From the interview
The voices of ordinary Greeks - those struggling to hold things together in these difficult times - are not normally heard.
Coverage of Greece's economic problems is all too often dominated by images of ferocious riots and striking workers.
There is no question that wave after wave of wage-cuts and tax rises have generated a lot of anger, but the truth is that most Greeks haven't taken to the streets.
So, as the austerity measures bite ever deeper, how are these people being affected? The BBC's Europe Business Correspondent Nigel Cassidy reports from Athens.
Plus, what Greece and the other economies of the eurozone really need is economic growth to raise incomes and tax revenues and - the hope is - to begin to erode away those vast deficits.
Unfortunately most are experiencing - at best - stagnation.
So what could kick start growth? A recent survey by the American economist Michael Clemens of the Centre for Global Development suggests one answer could be migration. He concludes that the economic gains from freer migration would dwarf the gains from, say, freer trade - so long as the benefits to the migrants are included.
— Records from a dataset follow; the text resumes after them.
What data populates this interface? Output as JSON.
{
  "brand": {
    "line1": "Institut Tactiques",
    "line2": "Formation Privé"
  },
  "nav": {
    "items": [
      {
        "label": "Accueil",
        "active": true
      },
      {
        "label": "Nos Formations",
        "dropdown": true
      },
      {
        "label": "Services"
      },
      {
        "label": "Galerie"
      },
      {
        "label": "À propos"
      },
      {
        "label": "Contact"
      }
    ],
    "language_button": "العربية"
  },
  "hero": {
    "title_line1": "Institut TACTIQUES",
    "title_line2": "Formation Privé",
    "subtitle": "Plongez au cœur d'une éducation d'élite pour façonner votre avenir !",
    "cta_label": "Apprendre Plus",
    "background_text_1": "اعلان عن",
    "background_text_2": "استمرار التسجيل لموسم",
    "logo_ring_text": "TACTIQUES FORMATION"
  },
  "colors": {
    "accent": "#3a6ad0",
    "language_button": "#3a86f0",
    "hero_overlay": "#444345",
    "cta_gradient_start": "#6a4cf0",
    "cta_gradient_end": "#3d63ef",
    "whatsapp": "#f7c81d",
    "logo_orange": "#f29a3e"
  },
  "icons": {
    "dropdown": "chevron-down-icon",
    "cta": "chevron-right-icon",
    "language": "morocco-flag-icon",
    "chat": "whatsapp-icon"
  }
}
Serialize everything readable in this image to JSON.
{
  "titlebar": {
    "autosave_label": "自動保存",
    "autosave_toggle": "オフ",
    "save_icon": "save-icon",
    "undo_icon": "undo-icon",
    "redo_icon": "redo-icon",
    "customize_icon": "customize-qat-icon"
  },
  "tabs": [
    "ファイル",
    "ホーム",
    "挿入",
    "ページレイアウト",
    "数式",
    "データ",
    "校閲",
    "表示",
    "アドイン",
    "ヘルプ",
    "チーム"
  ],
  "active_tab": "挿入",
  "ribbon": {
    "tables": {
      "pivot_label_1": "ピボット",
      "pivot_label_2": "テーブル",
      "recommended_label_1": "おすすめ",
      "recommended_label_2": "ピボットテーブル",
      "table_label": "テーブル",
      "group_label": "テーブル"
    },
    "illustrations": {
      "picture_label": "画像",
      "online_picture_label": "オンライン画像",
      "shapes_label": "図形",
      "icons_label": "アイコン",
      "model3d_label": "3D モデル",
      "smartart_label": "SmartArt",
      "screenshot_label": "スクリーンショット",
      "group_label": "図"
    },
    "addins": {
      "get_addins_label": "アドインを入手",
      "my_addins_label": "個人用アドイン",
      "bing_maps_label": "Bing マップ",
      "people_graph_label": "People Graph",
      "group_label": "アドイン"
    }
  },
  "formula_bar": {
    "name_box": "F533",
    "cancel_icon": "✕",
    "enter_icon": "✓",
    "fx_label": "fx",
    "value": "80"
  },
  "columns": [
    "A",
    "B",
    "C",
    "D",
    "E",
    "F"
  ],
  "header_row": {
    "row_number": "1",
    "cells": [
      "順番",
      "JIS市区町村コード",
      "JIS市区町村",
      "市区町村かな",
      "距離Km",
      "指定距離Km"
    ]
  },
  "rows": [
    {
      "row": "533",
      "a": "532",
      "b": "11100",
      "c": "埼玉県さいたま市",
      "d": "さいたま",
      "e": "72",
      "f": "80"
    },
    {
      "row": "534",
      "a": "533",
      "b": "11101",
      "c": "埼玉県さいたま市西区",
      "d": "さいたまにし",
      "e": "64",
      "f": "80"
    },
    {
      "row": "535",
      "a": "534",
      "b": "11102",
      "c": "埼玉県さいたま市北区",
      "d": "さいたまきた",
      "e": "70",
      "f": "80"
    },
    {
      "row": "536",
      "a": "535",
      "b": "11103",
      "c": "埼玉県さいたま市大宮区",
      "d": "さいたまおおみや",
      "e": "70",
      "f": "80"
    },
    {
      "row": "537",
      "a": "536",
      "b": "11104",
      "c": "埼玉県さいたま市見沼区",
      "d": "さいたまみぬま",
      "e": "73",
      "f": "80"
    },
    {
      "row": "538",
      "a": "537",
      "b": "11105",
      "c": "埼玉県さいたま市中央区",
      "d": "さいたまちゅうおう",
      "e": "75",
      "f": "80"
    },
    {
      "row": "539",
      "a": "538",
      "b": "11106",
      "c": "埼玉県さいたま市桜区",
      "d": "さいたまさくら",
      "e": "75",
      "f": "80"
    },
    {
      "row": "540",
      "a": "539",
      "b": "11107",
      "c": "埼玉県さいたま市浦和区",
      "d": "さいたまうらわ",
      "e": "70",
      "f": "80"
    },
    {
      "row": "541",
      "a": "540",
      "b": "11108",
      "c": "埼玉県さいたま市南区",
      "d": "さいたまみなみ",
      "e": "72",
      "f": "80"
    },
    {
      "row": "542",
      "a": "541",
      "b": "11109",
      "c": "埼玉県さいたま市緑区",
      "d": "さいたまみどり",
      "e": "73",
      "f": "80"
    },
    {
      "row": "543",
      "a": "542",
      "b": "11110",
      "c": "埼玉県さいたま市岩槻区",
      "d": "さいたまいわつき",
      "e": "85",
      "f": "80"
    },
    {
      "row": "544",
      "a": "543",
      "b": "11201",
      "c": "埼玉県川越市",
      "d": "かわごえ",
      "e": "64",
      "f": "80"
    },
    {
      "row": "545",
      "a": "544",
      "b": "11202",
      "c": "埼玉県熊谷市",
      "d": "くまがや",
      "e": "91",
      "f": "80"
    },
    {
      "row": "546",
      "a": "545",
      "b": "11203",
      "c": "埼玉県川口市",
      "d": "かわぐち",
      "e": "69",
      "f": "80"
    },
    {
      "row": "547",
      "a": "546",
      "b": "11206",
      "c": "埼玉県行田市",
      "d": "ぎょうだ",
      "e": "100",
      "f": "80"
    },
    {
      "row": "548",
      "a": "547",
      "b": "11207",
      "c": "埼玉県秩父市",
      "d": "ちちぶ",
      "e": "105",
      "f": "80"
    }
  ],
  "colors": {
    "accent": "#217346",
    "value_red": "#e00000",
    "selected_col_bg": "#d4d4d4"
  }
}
Justin Rowlatt asked him why migration can bring such big economic benefits.